* **Activity**
Copy out the data below, all of it, exactly.

━━━━

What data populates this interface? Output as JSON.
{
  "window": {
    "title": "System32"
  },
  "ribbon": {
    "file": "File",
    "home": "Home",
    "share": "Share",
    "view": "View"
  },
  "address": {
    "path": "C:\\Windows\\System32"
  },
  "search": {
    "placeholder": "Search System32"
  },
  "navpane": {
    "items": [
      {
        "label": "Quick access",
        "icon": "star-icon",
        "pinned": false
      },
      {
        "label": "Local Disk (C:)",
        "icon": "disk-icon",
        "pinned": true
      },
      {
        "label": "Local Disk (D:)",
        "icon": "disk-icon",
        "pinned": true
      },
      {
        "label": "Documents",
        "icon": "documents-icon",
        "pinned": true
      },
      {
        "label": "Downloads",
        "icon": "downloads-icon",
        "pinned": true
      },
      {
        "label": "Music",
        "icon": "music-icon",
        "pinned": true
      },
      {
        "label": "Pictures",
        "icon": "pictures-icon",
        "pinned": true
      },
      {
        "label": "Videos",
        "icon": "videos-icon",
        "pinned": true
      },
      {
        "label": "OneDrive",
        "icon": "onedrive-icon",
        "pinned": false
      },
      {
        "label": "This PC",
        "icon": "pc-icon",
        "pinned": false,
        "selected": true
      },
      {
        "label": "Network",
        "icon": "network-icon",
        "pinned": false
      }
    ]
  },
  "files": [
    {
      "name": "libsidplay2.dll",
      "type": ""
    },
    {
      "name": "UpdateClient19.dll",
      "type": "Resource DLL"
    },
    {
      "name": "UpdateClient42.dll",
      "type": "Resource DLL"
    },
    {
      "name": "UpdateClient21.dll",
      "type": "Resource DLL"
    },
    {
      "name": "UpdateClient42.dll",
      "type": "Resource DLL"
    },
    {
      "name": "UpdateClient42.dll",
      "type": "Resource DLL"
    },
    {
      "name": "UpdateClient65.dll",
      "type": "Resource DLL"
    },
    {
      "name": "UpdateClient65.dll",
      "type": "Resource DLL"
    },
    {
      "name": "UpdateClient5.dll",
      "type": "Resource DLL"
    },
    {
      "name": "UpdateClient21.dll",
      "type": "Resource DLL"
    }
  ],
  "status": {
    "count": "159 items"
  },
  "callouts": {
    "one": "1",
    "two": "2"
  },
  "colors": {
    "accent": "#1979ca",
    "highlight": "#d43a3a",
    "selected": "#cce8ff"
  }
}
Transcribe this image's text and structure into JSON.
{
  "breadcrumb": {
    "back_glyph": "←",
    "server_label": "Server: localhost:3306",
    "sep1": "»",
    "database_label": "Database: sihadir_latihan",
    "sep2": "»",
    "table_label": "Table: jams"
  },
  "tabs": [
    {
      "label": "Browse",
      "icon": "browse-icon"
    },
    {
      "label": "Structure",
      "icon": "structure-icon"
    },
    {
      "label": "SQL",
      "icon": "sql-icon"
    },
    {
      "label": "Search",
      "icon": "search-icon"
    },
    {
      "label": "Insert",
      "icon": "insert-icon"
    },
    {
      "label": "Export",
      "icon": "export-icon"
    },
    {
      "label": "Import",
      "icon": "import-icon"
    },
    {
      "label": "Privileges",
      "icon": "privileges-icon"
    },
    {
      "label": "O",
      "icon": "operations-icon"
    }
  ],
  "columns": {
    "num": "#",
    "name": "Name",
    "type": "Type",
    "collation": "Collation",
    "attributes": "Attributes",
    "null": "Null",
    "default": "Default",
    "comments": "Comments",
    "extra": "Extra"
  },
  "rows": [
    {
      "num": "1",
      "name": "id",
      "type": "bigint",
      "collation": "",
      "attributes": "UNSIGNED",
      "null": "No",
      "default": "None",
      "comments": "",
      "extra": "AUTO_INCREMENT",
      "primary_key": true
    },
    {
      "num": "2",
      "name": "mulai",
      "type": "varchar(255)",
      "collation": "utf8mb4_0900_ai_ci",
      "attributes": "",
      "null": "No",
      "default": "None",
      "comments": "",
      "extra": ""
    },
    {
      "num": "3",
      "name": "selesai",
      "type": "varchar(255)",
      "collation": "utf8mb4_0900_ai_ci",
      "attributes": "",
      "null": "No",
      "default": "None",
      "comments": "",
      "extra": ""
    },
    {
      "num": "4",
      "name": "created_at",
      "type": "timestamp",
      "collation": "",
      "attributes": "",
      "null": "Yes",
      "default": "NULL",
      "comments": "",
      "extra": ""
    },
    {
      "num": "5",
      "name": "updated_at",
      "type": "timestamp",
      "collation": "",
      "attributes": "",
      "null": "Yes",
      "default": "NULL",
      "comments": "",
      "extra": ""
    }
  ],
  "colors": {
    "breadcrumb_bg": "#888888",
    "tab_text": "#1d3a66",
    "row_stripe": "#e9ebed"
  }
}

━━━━

* **Task result**
What data populates this interface? Output as JSON.
{
  "window": {
    "title": "System32"
  },
  "ribbon": {
    "file": "File",
    "home": "Home",
    "share": "Share",
    "view": "View"
  },
  "address": {
    "path": "C:\\Windows\\System32"
  },
  "search": {
    "placeholder": "Search System32"
  },
  "navpane": {
    "items": [
      {
        "label": "Quick access",
        "icon": "star-icon",
        "pinned": false
      },
      {
        "label": "Local Disk (C:)",
        "icon": "disk-icon",
        "pinned": true
      },
      {
        "label": "Local Disk (D:)",
        "icon": "disk-icon",
        "pinned": true
      },
      {
        "label": "Documents",
        "icon": "documents-icon",
        "pinned": true
      },
      {
        "label": "Downloads",
        "icon": "downloads-icon",
        "pinned": true
      },
      {
        "label": "Music",
        "icon": "music-icon",
        "pinned": true
      },
      {
        "label": "Pictures",
        "icon": "pictures-icon",
        "pinned": true
      },
      {
        "label": "Videos",
        "icon": "videos-icon",
        "pinned": true
      },
      {
        "label": "OneDrive",
        "icon": "onedrive-icon",
        "pinned": false
      },
      {
        "label": "This PC",
        "icon": "pc-icon",
        "pinned": false,
        "selected": true
      },
      {
        "label": "Network",
        "icon": "network-icon",
        "pinned": false
      }
    ]
  },
  "files": [
    {
      "name": "libsidplay2.dll",
      "type": ""
    },
    {
      "name": "UpdateClient19.dll",
      "type": "Resource DLL"
    },
    {
      "name": "UpdateClient42.dll",
      "type": "Resource DLL"
    },
    {
      "name": "UpdateClient21.dll",
      "type": "Resource DLL"
    },
    {
      "name": "UpdateClient42.dll",
      "type": "Resource DLL"
    },
    {
      "name": "UpdateClient42.dll",
      "type": "Resource DLL"
    },
    {
      "name": "UpdateClient65.dll",
      "type": "Resource DLL"
    },
    {
      "name": "UpdateClient65.dll",
      "type": "Resource DLL"
    },
    {
      "name": "UpdateClient5.dll",
      "type": "Resource DLL"
    },
    {
      "name": "UpdateClient21.dll",
      "type": "Resource DLL"
    }
  ],
  "status": {
    "count": "159 items"
  },
  "callouts": {
    "one": "1",
    "two": "2"
  },
  "colors": {
    "accent": "#1979ca",
    "highlight": "#d43a3a",
    "selected": "#cce8ff"
  }
}
Transcribe this image's text and structure into JSON.
{
  "breadcrumb": {
    "back_glyph": "←",
    "server_label": "Server: localhost:3306",
    "sep1": "»",
    "database_label": "Database: sihadir_latihan",
    "sep2": "»",
    "table_label": "Table: jams"
  },
  "tabs": [
    {
      "label": "Browse",
      "icon": "browse-icon"
    },
    {
      "label": "Structure",
      "icon": "structure-icon"
    },
    {
      "label": "SQL",
      "icon": "sql-icon"
    },
    {
      "label": "Search",
      "icon": "search-icon"
    },
    {
      "label": "Insert",
      "icon": "insert-icon"
    },
    {
      "label": "Export",
      "icon": "export-icon"
    },
    {
      "label": "Import",
      "icon": "import-icon"
    },
    {
      "label": "Privileges",
      "icon": "privileges-icon"
    },
    {
      "label": "O",
      "icon": "operations-icon"
    }
  ],
  "columns": {
    "num": "#",
    "name": "Name",
    "type": "Type",
    "collation": "Collation",
    "attributes": "Attributes",
    "null": "Null",
    "default": "Default",
    "comments": "Comments",
    "extra": "Extra"
  },
  "rows": [
    {
      "num": "1",
      "name": "id",
      "type": "bigint",
      "collation": "",
      "attributes": "UNSIGNED",
      "null": "No",
      "default": "None",
      "comments": "",
      "extra": "AUTO_INCREMENT",
      "primary_key": true
    },
    {
      "num": "2",
      "name": "mulai",
      "type": "varchar(255)",
      "collation": "utf8mb4_0900_ai_ci",
      "attributes": "",
      "null": "No",
      "default": "None",
      "comments": "",
      "extra": ""
    },
    {
      "num": "3",
      "name": "selesai",
      "type": "varchar(255)",
      "collation": "utf8mb4_0900_ai_ci",
      "attributes": "",
      "null": "No",
      "default": "None",
      "comments": "",
      "extra": ""
    },
    {
      "num": "4",
      "name": "created_at",
      "type": "timestamp",
      "collation": "",
      "attributes": "",
      "null": "Yes",
      "default": "NULL",
      "comments": "",
      "extra": ""
    },
    {
      "num": "5",
      "name": "updated_at",
      "type": "timestamp",
      "collation": "",
      "attributes": "",
      "null": "Yes",
      "default": "NULL",
      "comments": "",
      "extra": ""
    }
  ],
  "colors": {
    "breadcrumb_bg": "#888888",
    "tab_text": "#1d3a66",
    "row_stripe": "#e9ebed"
  }
}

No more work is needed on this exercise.